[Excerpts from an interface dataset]

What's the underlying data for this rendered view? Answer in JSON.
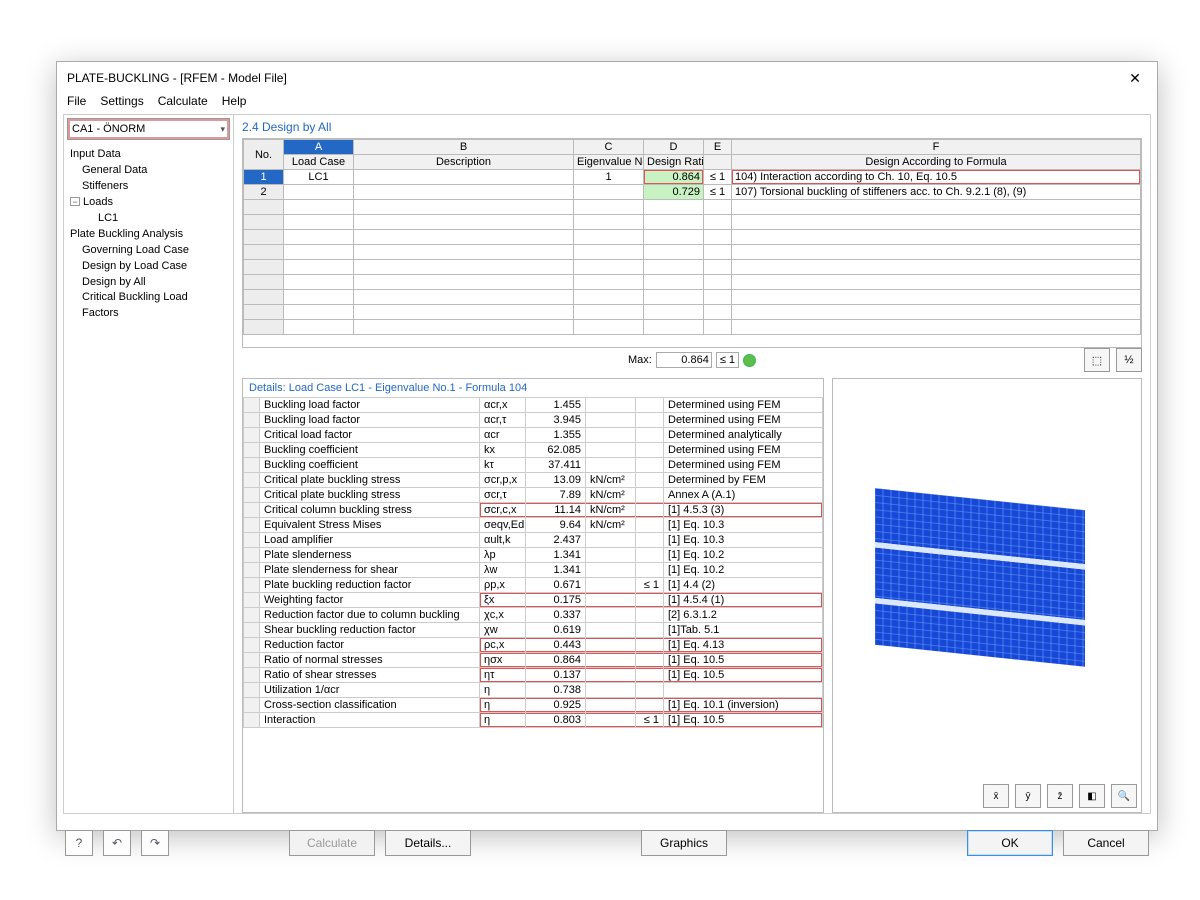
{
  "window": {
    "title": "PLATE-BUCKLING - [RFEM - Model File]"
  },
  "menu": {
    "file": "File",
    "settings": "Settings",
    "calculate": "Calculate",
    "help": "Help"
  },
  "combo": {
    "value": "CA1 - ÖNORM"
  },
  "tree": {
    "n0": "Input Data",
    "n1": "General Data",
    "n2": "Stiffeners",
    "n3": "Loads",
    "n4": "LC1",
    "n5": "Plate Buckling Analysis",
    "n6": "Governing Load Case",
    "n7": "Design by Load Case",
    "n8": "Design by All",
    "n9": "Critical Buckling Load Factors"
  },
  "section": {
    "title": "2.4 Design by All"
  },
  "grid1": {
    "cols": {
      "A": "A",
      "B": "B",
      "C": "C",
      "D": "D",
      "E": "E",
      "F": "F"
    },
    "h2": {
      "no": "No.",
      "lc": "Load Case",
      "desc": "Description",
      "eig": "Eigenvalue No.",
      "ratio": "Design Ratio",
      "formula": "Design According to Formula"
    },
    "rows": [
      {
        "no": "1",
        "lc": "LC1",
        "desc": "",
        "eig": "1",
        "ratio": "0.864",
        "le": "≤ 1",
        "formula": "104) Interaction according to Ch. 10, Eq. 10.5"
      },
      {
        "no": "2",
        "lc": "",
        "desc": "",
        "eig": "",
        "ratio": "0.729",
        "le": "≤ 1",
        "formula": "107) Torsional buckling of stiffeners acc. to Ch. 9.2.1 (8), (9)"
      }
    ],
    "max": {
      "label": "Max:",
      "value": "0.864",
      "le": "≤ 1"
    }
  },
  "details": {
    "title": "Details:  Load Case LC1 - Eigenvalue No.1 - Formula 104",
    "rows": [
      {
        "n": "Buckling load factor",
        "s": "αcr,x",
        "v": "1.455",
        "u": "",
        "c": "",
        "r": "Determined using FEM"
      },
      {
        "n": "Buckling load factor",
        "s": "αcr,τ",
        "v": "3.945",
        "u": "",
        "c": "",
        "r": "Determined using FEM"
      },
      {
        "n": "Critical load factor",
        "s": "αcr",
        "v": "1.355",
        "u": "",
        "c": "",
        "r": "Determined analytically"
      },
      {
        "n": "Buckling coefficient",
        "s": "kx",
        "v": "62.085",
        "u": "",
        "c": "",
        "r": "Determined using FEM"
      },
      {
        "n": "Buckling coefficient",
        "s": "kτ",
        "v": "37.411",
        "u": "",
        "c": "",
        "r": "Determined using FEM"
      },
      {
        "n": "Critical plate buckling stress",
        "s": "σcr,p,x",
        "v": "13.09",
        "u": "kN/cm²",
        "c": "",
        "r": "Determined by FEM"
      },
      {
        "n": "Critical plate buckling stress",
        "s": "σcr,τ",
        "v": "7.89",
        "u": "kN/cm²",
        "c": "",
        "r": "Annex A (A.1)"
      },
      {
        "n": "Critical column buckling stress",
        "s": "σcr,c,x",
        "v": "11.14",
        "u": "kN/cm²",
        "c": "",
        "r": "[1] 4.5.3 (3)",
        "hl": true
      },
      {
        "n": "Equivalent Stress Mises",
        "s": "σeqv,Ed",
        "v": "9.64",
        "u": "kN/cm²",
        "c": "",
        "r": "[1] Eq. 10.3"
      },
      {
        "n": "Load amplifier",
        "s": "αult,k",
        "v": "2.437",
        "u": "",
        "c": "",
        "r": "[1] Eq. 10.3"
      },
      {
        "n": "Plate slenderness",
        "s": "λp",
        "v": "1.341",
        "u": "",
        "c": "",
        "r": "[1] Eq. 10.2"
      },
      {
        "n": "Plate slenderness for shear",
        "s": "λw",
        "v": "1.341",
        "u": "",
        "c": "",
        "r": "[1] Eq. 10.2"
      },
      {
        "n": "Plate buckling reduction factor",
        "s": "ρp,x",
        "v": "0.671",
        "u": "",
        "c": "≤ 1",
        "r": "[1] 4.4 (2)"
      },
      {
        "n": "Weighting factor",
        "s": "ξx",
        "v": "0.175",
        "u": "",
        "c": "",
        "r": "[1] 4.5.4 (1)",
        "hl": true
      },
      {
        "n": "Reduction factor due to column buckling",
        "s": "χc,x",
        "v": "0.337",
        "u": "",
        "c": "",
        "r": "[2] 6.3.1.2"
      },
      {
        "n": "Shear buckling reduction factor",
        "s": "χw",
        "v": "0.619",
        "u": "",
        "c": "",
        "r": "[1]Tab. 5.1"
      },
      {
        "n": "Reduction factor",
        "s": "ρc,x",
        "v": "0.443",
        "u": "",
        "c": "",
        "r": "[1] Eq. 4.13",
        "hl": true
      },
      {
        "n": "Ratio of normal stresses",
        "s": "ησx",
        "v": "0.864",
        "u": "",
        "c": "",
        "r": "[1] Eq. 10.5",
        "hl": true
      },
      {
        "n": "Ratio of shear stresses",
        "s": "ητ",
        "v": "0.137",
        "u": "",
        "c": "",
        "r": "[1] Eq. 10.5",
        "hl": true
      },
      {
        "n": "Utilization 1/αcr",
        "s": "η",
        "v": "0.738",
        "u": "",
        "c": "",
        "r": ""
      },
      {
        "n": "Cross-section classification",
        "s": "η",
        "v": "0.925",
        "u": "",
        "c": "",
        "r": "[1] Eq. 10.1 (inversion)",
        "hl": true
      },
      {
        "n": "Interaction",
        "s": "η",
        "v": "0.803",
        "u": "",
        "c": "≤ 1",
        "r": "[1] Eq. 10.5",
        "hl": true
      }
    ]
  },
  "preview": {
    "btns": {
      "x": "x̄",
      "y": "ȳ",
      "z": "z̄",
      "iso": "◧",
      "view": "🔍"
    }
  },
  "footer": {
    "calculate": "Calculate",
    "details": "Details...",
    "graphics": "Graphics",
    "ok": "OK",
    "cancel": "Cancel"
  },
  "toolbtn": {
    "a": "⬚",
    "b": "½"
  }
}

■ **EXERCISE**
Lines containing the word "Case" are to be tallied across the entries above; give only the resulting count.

■ **EXERCISE SOLUTION**
4